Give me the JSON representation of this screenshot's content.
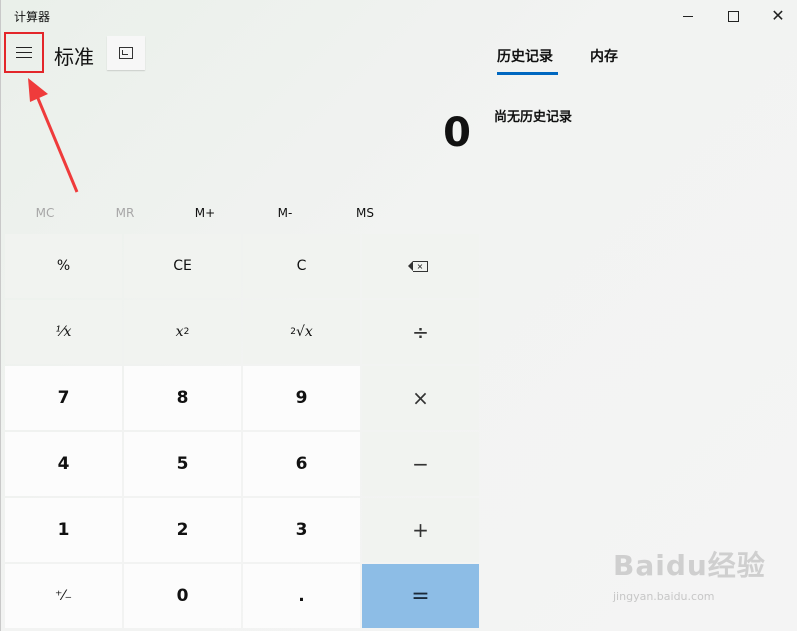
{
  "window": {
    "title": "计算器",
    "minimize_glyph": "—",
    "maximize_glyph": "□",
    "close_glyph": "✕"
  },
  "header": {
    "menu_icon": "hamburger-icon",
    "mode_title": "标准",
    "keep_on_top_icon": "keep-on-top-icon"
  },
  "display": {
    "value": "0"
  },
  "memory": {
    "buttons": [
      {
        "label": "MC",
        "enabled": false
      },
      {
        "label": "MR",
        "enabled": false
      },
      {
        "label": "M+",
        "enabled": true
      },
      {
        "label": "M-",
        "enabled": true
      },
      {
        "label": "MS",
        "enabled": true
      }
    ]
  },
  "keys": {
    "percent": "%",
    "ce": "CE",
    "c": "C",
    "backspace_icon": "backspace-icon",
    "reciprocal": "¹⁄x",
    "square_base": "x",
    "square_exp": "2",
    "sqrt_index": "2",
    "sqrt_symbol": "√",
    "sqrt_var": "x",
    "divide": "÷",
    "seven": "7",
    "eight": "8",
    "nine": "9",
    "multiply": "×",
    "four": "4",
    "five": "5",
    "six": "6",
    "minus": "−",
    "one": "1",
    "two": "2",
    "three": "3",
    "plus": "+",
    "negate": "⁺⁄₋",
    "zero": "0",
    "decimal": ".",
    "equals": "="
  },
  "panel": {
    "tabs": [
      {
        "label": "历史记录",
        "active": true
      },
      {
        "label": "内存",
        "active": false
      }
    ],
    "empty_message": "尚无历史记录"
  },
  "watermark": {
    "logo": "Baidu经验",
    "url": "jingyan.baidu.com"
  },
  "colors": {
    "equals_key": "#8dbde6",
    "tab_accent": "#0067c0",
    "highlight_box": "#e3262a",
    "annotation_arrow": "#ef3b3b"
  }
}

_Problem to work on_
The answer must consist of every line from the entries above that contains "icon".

_Written response_
    "menu_icon": "hamburger-icon",
    "keep_on_top_icon": "keep-on-top-icon"
    "backspace_icon": "backspace-icon",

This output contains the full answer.